## REQUIRED ACTION
Whenever a line contains the string "title", copy it out of the entries.

## RECORD EXCERPTS
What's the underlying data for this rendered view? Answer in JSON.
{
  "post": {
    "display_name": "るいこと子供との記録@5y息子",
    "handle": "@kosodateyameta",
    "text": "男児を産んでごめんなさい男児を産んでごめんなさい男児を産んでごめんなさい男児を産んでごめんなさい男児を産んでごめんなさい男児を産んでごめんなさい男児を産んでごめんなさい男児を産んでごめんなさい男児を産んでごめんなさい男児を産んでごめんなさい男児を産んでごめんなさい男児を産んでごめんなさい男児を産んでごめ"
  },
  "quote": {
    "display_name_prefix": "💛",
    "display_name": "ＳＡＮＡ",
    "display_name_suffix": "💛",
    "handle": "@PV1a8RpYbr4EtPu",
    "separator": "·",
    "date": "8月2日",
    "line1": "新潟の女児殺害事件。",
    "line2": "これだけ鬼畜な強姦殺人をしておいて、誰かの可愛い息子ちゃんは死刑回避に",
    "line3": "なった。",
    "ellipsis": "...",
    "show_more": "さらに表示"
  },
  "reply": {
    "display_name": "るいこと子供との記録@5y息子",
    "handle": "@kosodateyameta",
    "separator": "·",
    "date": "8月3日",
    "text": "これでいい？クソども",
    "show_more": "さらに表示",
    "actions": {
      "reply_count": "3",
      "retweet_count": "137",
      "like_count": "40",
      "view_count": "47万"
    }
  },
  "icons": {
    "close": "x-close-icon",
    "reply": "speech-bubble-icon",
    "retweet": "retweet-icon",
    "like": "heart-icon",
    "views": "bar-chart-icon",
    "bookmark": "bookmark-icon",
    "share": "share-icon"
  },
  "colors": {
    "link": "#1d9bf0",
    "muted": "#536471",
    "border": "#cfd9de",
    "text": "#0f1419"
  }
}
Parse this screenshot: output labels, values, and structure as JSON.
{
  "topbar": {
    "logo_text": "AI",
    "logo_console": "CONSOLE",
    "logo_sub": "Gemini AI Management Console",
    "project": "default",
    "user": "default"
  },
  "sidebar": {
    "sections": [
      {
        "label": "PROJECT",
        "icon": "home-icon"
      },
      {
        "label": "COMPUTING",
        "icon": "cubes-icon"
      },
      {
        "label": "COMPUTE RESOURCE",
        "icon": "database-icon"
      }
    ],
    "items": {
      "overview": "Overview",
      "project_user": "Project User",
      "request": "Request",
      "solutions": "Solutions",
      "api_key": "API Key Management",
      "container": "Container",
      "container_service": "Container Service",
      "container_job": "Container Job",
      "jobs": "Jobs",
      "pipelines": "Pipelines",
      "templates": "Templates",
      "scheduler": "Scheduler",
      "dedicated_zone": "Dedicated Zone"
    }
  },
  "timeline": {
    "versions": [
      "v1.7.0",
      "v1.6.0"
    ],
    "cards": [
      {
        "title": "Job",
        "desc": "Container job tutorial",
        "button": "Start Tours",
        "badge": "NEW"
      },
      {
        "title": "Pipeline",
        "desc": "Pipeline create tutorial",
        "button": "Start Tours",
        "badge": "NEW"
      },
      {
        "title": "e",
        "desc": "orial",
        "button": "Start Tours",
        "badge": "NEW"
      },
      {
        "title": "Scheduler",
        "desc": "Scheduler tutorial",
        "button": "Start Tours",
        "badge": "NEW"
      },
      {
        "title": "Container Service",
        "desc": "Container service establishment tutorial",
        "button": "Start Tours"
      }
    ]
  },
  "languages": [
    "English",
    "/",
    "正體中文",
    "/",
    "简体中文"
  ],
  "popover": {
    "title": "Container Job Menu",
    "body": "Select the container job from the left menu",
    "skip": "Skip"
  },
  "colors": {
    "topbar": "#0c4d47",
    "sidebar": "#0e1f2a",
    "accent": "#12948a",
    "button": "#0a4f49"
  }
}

## TASK RESPONSE
        "title": "Job",
        "title": "Pipeline",
        "title": "e",
        "title": "Scheduler",
        "title": "Container Service",
    "title": "Container Job Menu",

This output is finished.